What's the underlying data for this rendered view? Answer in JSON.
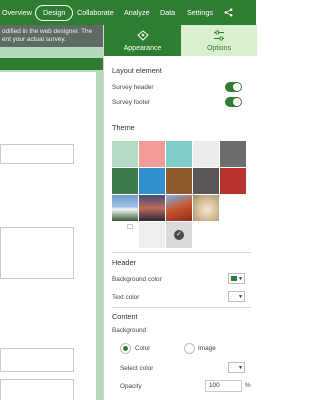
{
  "topnav": {
    "items": [
      "Overview",
      "Design",
      "Collaborate",
      "Analyze",
      "Data",
      "Settings"
    ],
    "active": "Design",
    "share_icon": "share-icon"
  },
  "left": {
    "banner_line1": "odified in the web designer. The",
    "banner_line2": "ent your actual survey."
  },
  "tabs": [
    {
      "label": "Appearance",
      "icon": "appearance-icon"
    },
    {
      "label": "Options",
      "icon": "sliders-icon"
    }
  ],
  "layout": {
    "title": "Layout element",
    "survey_header_label": "Survey header",
    "survey_footer_label": "Survey footer",
    "survey_header_on": true,
    "survey_footer_on": true
  },
  "theme": {
    "title": "Theme",
    "color_swatches": [
      "#b5dbc6",
      "#f29b98",
      "#7fcccb",
      "#ededed",
      "#6d6d6d",
      "#3f7a4a",
      "#2f8fcf",
      "#8f5a2e",
      "#5c5656",
      "#b8322e"
    ],
    "image_swatches": [
      "mountain-image",
      "mountain-sunset-image",
      "red-canyon-image",
      "sea-shell-image"
    ],
    "selected_swatch": "blank-theme-selected",
    "check_glyph": "✓"
  },
  "header": {
    "title": "Header",
    "background_color_label": "Background color",
    "text_color_label": "Text color",
    "background_color": "#2f7d32",
    "text_color": "#ffffff"
  },
  "content": {
    "title": "Content",
    "background_label": "Background",
    "option_color": "Color",
    "option_image": "Image",
    "selected_option": "Color",
    "select_color_label": "Select color",
    "opacity_label": "Opacity",
    "opacity_value": "100",
    "opacity_unit": "%"
  },
  "colors": {
    "brand_green": "#2f7d32",
    "options_tab_bg": "#d8f0cd",
    "canvas_bg": "#b6d9bc"
  }
}
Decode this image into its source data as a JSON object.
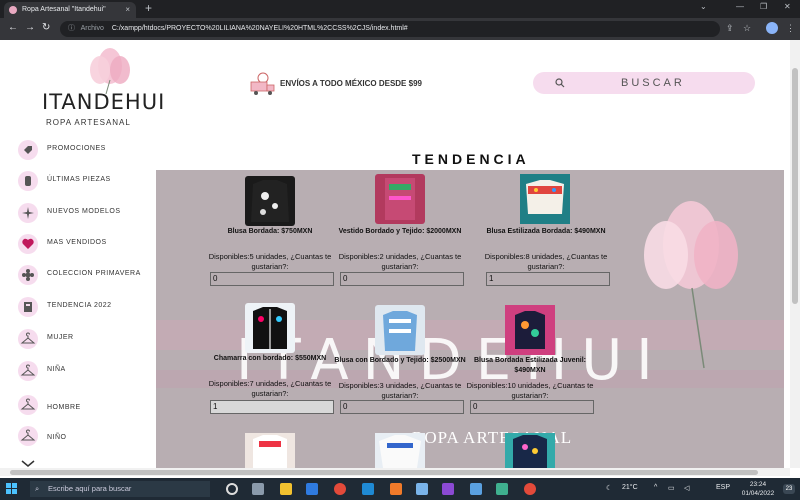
{
  "browser": {
    "tab_title": "Ropa Artesanal \"Itandehui\"",
    "tab_close": "×",
    "new_tab": "+",
    "address_protocol": "Archivo",
    "address_url": "C:/xampp/htdocs/PROYECTO%20LILIANA%20NAYELI%20HTML%2CCSS%2CJS/index.html#"
  },
  "header": {
    "logo_title": "ITANDEHUI",
    "logo_subtitle": "ROPA ARTESANAL",
    "shipping_text": "ENVÍOS A TODO MÉXICO DESDE $99",
    "search_label": "BUSCAR"
  },
  "sidebar": {
    "items": [
      {
        "label": "PROMOCIONES",
        "icon": "tag-icon"
      },
      {
        "label": "ÚLTIMAS PIEZAS",
        "icon": "jar-icon"
      },
      {
        "label": "NUEVOS MODELOS",
        "icon": "sparkle-icon"
      },
      {
        "label": "MAS VENDIDOS",
        "icon": "heart-icon"
      },
      {
        "label": "COLECCION PRIMAVERA",
        "icon": "flower-icon"
      },
      {
        "label": "TENDENCIA 2022",
        "icon": "trend-icon"
      },
      {
        "label": "MUJER",
        "icon": "hanger-icon"
      },
      {
        "label": "NIÑA",
        "icon": "hanger-icon"
      },
      {
        "label": "HOMBRE",
        "icon": "hanger-icon"
      },
      {
        "label": "NIÑO",
        "icon": "hanger-icon"
      }
    ]
  },
  "main": {
    "section_title": "TENDENCIA",
    "watermark_title": "ITANDEHUI",
    "watermark_subtitle": "ROPA ARTESANAL",
    "products": [
      {
        "name": "Blusa Bordada: $750MXN",
        "stock": "Disponibles:5 unidades, ¿Cuantas te gustarian?:",
        "qty": "0"
      },
      {
        "name": "Vestido Bordado y Tejido: $2000MXN",
        "stock": "Disponibles:2 unidades, ¿Cuantas te gustarian?:",
        "qty": "0"
      },
      {
        "name": "Blusa Estilizada Bordada: $490MXN",
        "stock": "Disponibles:8 unidades, ¿Cuantas te gustarian?:",
        "qty": "1"
      },
      {
        "name": "Chamarra con bordado: $550MXN",
        "stock": "Disponibles:7 unidades, ¿Cuantas te gustarian?:",
        "qty": "1"
      },
      {
        "name": "Blusa con Bordado y Tejido: $2500MXN",
        "stock": "Disponibles:3 unidades, ¿Cuantas te gustarian?:",
        "qty": "0"
      },
      {
        "name": "Blusa Bordada Estilizada Juvenil: $490MXN",
        "stock": "Disponibles:10 unidades, ¿Cuantas te gustarian?:",
        "qty": "0"
      }
    ]
  },
  "taskbar": {
    "search_placeholder": "Escribe aquí para buscar",
    "temperature": "21°C",
    "language": "ESP",
    "time": "23:24",
    "date": "01/04/2022",
    "notifications": "23"
  },
  "colors": {
    "accent_pink": "#f6dcee",
    "main_panel": "#b8aeb2",
    "browser_dark": "#35363a"
  }
}
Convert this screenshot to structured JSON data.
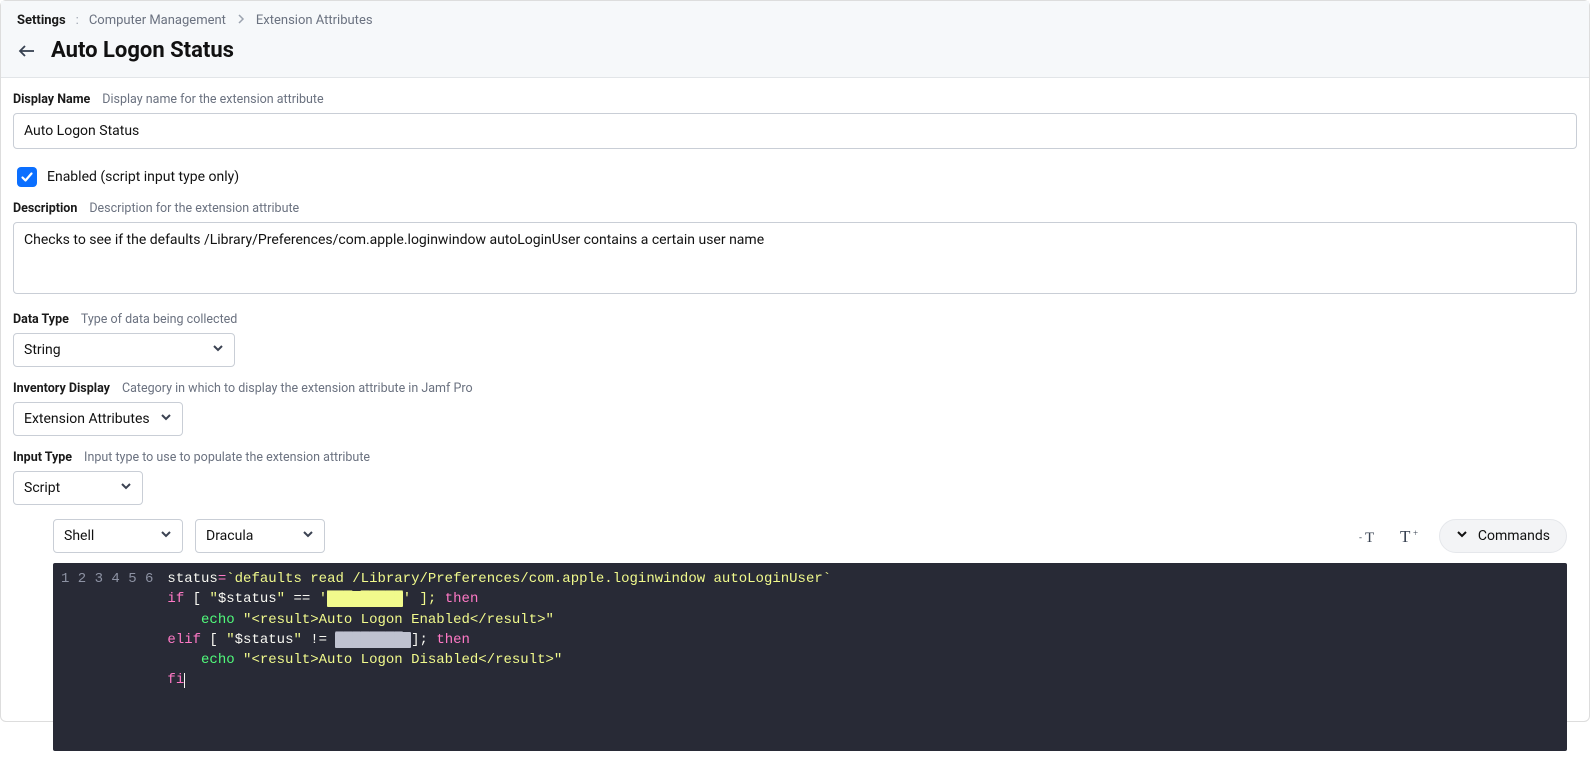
{
  "breadcrumb": {
    "root": "Settings",
    "sep1": ":",
    "level1": "Computer Management",
    "level2": "Extension Attributes"
  },
  "title": "Auto Logon Status",
  "fields": {
    "display_name": {
      "label": "Display Name",
      "hint": "Display name for the extension attribute",
      "value": "Auto Logon Status"
    },
    "enabled": {
      "checked": true,
      "label": "Enabled (script input type only)"
    },
    "description": {
      "label": "Description",
      "hint": "Description for the extension attribute",
      "value": "Checks to see if the defaults /Library/Preferences/com.apple.loginwindow autoLoginUser contains a certain user name"
    },
    "data_type": {
      "label": "Data Type",
      "hint": "Type of data being collected",
      "value": "String"
    },
    "inventory_display": {
      "label": "Inventory Display",
      "hint": "Category in which to display the extension attribute in Jamf Pro",
      "value": "Extension Attributes"
    },
    "input_type": {
      "label": "Input Type",
      "hint": "Input type to use to populate the extension attribute",
      "value": "Script"
    }
  },
  "script": {
    "language": "Shell",
    "theme": "Dracula",
    "commands_label": "Commands",
    "gutter": "1\n2\n3\n4\n5\n6",
    "line1": {
      "a": "status",
      "b": "=",
      "c": "`defaults read /Library/Preferences/com.apple.loginwindow autoLoginUser`"
    },
    "line2": {
      "kw1": "if",
      "open": " [ ",
      "q1": "\"",
      "var": "$status",
      "q2": "\"",
      "op": " == ",
      "q3": "'",
      "red1": "███ █████",
      "q4": "' ]; ",
      "kw2": "then"
    },
    "line3": {
      "indent": "    ",
      "cmd": "echo",
      "sp": " ",
      "str": "\"<result>Auto Logon Enabled</result>\""
    },
    "line4": {
      "kw1": "elif",
      "open": " [ ",
      "q1": "\"",
      "var": "$status",
      "q2": "\"",
      "op": " != ",
      "red2": "████████ ",
      "close": "]; ",
      "kw2": "then"
    },
    "line5": {
      "indent": "    ",
      "cmd": "echo",
      "sp": " ",
      "str": "\"<result>Auto Logon Disabled</result>\""
    },
    "line6": {
      "kw": "fi"
    }
  }
}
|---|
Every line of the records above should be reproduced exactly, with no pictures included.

**RESULT FOR THIS EXERCISE**
What's the underlying data for this rendered view? Answer in JSON.
{
  "topnav": {
    "items": [
      "Overview",
      "Design",
      "Collaborate",
      "Analyze",
      "Data",
      "Settings"
    ],
    "active": "Design",
    "share_icon": "share-icon"
  },
  "left": {
    "banner_line1": "odified in the web designer. The",
    "banner_line2": "ent your actual survey."
  },
  "tabs": [
    {
      "label": "Appearance",
      "icon": "appearance-icon"
    },
    {
      "label": "Options",
      "icon": "sliders-icon"
    }
  ],
  "layout": {
    "title": "Layout element",
    "survey_header_label": "Survey header",
    "survey_footer_label": "Survey footer",
    "survey_header_on": true,
    "survey_footer_on": true
  },
  "theme": {
    "title": "Theme",
    "color_swatches": [
      "#b5dbc6",
      "#f29b98",
      "#7fcccb",
      "#ededed",
      "#6d6d6d",
      "#3f7a4a",
      "#2f8fcf",
      "#8f5a2e",
      "#5c5656",
      "#b8322e"
    ],
    "image_swatches": [
      "mountain-image",
      "mountain-sunset-image",
      "red-canyon-image",
      "sea-shell-image"
    ],
    "selected_swatch": "blank-theme-selected",
    "check_glyph": "✓"
  },
  "header": {
    "title": "Header",
    "background_color_label": "Background color",
    "text_color_label": "Text color",
    "background_color": "#2f7d32",
    "text_color": "#ffffff"
  },
  "content": {
    "title": "Content",
    "background_label": "Background",
    "option_color": "Color",
    "option_image": "Image",
    "selected_option": "Color",
    "select_color_label": "Select color",
    "opacity_label": "Opacity",
    "opacity_value": "100",
    "opacity_unit": "%"
  },
  "colors": {
    "brand_green": "#2f7d32",
    "options_tab_bg": "#d8f0cd",
    "canvas_bg": "#b6d9bc"
  }
}
Decode this image into its source data as a JSON object.
{
  "browser": {
    "tab_title": "Ropa Artesanal \"Itandehui\"",
    "tab_close": "×",
    "new_tab": "+",
    "address_protocol": "Archivo",
    "address_url": "C:/xampp/htdocs/PROYECTO%20LILIANA%20NAYELI%20HTML%2CCSS%2CJS/index.html#"
  },
  "header": {
    "logo_title": "ITANDEHUI",
    "logo_subtitle": "ROPA ARTESANAL",
    "shipping_text": "ENVÍOS A TODO MÉXICO DESDE $99",
    "search_label": "BUSCAR"
  },
  "sidebar": {
    "items": [
      {
        "label": "PROMOCIONES",
        "icon": "tag-icon"
      },
      {
        "label": "ÚLTIMAS PIEZAS",
        "icon": "jar-icon"
      },
      {
        "label": "NUEVOS MODELOS",
        "icon": "sparkle-icon"
      },
      {
        "label": "MAS VENDIDOS",
        "icon": "heart-icon"
      },
      {
        "label": "COLECCION PRIMAVERA",
        "icon": "flower-icon"
      },
      {
        "label": "TENDENCIA 2022",
        "icon": "trend-icon"
      },
      {
        "label": "MUJER",
        "icon": "hanger-icon"
      },
      {
        "label": "NIÑA",
        "icon": "hanger-icon"
      },
      {
        "label": "HOMBRE",
        "icon": "hanger-icon"
      },
      {
        "label": "NIÑO",
        "icon": "hanger-icon"
      }
    ]
  },
  "main": {
    "section_title": "TENDENCIA",
    "watermark_title": "ITANDEHUI",
    "watermark_subtitle": "ROPA ARTESANAL",
    "products": [
      {
        "name": "Blusa Bordada: $750MXN",
        "stock": "Disponibles:5 unidades, ¿Cuantas te gustarian?:",
        "qty": "0"
      },
      {
        "name": "Vestido Bordado y Tejido: $2000MXN",
        "stock": "Disponibles:2 unidades, ¿Cuantas te gustarian?:",
        "qty": "0"
      },
      {
        "name": "Blusa Estilizada Bordada: $490MXN",
        "stock": "Disponibles:8 unidades, ¿Cuantas te gustarian?:",
        "qty": "1"
      },
      {
        "name": "Chamarra con bordado: $550MXN",
        "stock": "Disponibles:7 unidades, ¿Cuantas te gustarian?:",
        "qty": "1"
      },
      {
        "name": "Blusa con Bordado y Tejido: $2500MXN",
        "stock": "Disponibles:3 unidades, ¿Cuantas te gustarian?:",
        "qty": "0"
      },
      {
        "name": "Blusa Bordada Estilizada Juvenil: $490MXN",
        "stock": "Disponibles:10 unidades, ¿Cuantas te gustarian?:",
        "qty": "0"
      }
    ]
  },
  "taskbar": {
    "search_placeholder": "Escribe aquí para buscar",
    "temperature": "21°C",
    "language": "ESP",
    "time": "23:24",
    "date": "01/04/2022",
    "notifications": "23"
  },
  "colors": {
    "accent_pink": "#f6dcee",
    "main_panel": "#b8aeb2",
    "browser_dark": "#35363a"
  }
}
Convert this screenshot to structured JSON data.
{
  "breadcrumb": {
    "root": "Settings",
    "sep1": ":",
    "level1": "Computer Management",
    "level2": "Extension Attributes"
  },
  "title": "Auto Logon Status",
  "fields": {
    "display_name": {
      "label": "Display Name",
      "hint": "Display name for the extension attribute",
      "value": "Auto Logon Status"
    },
    "enabled": {
      "checked": true,
      "label": "Enabled (script input type only)"
    },
    "description": {
      "label": "Description",
      "hint": "Description for the extension attribute",
      "value": "Checks to see if the defaults /Library/Preferences/com.apple.loginwindow autoLoginUser contains a certain user name"
    },
    "data_type": {
      "label": "Data Type",
      "hint": "Type of data being collected",
      "value": "String"
    },
    "inventory_display": {
      "label": "Inventory Display",
      "hint": "Category in which to display the extension attribute in Jamf Pro",
      "value": "Extension Attributes"
    },
    "input_type": {
      "label": "Input Type",
      "hint": "Input type to use to populate the extension attribute",
      "value": "Script"
    }
  },
  "script": {
    "language": "Shell",
    "theme": "Dracula",
    "commands_label": "Commands",
    "gutter": "1\n2\n3\n4\n5\n6",
    "line1": {
      "a": "status",
      "b": "=",
      "c": "`defaults read /Library/Preferences/com.apple.loginwindow autoLoginUser`"
    },
    "line2": {
      "kw1": "if",
      "open": " [ ",
      "q1": "\"",
      "var": "$status",
      "q2": "\"",
      "op": " == ",
      "q3": "'",
      "red1": "███ █████",
      "q4": "' ]; ",
      "kw2": "then"
    },
    "line3": {
      "indent": "    ",
      "cmd": "echo",
      "sp": " ",
      "str": "\"<result>Auto Logon Enabled</result>\""
    },
    "line4": {
      "kw1": "elif",
      "open": " [ ",
      "q1": "\"",
      "var": "$status",
      "q2": "\"",
      "op": " != ",
      "red2": "████████ ",
      "close": "]; ",
      "kw2": "then"
    },
    "line5": {
      "indent": "    ",
      "cmd": "echo",
      "sp": " ",
      "str": "\"<result>Auto Logon Disabled</result>\""
    },
    "line6": {
      "kw": "fi"
    }
  }
}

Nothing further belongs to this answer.